At 4pm, David, the 22 year-old Naxi man from front desk acted as our guide to take us around the neighbourhood. The first stop was a house next to my villa. It belonged to a Miss Song from Beijing, who enjoyed her stay at Banyan Tree Ringha so much she had one villa built exactly the same next door. Further down the road, we visited a household for tea. The owner works in the resort and her daughter-in-law showed us around. They had a satallite dish and solar-water heater, courtesy of the resort. We were told that Tibetans married very young, some as young as 12. This lady, Zuoma, had married at 16 (her husband is the same age) and now at 21, was already a mother of a 2.5 year-old toddler. Try as I might, I cannot imagine Andreas being married at 16. Many Tibetan couples our age would already be grandparents.
I was taught how to make Tibetan bread with the grounded barley and yak milk, and although my hands were not washed, my hosts were sporting enough to try my handmade dough. I would made some Tibetan man a very good wife, judging by the complements i received for my delicious dough. I could just imagine myself, stress-free from o-levels kids, tending to the yaks and pigs, not exactly such a bad thought.
As i was talking to Zuoma (or Tsuoma), she excused herself to open the metal main gate, for she had heard her animals calling outside.
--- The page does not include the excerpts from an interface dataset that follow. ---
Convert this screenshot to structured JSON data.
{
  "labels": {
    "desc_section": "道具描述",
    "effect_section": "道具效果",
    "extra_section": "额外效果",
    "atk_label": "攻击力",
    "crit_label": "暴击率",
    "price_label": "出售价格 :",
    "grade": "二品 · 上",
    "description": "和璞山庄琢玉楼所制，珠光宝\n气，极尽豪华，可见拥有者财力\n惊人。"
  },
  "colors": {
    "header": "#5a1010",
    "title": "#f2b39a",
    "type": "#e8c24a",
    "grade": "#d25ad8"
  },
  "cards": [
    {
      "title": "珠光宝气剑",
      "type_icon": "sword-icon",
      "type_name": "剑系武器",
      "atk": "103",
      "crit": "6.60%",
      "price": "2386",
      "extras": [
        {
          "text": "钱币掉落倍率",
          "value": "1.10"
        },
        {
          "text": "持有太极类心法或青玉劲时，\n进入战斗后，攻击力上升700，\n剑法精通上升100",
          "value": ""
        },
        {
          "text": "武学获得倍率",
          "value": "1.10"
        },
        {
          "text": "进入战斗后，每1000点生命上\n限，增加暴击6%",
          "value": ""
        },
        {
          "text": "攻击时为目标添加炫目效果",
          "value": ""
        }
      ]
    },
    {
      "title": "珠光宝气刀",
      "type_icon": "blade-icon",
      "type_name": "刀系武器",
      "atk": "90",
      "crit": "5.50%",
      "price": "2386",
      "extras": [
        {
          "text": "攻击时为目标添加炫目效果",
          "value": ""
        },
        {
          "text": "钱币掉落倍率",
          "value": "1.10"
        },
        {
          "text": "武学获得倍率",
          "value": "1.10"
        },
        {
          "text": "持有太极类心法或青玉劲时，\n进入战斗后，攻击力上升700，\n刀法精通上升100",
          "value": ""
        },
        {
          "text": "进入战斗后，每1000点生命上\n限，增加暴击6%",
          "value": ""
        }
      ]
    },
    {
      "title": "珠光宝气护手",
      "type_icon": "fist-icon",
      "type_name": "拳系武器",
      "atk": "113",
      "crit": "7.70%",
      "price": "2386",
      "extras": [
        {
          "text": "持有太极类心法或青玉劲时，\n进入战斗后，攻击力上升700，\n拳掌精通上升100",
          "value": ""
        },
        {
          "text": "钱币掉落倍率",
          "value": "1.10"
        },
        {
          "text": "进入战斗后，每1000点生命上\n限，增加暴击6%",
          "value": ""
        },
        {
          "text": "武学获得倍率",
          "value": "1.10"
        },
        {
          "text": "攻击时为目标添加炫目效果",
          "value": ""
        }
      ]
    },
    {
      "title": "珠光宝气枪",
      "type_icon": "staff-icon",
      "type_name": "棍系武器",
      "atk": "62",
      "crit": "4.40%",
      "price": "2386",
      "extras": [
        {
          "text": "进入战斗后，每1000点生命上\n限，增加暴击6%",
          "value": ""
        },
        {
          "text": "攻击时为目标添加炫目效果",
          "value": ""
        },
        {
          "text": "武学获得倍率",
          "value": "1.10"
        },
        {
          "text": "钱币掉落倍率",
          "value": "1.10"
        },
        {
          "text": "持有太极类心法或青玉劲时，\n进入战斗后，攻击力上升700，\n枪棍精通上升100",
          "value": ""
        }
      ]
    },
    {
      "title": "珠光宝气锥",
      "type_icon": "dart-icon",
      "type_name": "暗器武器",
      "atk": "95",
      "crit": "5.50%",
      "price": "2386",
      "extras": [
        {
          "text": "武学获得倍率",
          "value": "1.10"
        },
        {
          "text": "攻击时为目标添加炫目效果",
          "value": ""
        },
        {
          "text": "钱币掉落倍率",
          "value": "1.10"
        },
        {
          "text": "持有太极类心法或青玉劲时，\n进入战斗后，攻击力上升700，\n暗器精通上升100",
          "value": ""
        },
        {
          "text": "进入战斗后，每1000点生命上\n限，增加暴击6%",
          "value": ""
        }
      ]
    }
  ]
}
As we watched in amazement, horses, sheep, and pigs entered the compound one by one. They had finished grazing in the field and were returning home.
Our excursion with David was an eye opener to the people living in Shangrila. David (the staff were all given English name)has been working at the resort for 1.5 years, having rejected the university as he was given a course he had not opted for. He brought us to the famous 300 year-old monastry 大宝寺, built by the 5th Dalai Lama (Current Dalai Lama is 14th). As in all the temples I’d visited in Shangri-la and Ankor, I said a prayer for Ivan’s O’levels. As we walked home through the small village, we met an elderly couple shearing their sheep with a pair of scissors. The wool collected would be woven into capes and carpets. David pointed to the numerous community projects headed by the resort, like the primary school (which had since closed from lack of teachers), and the upgrading work around. What a great company Banyan Tree is. I’m truely proud of it as a Singaporean.
There was a light drizzle and we hastened our steps, land looked forward to the spa session awaiting us at 8pm that night.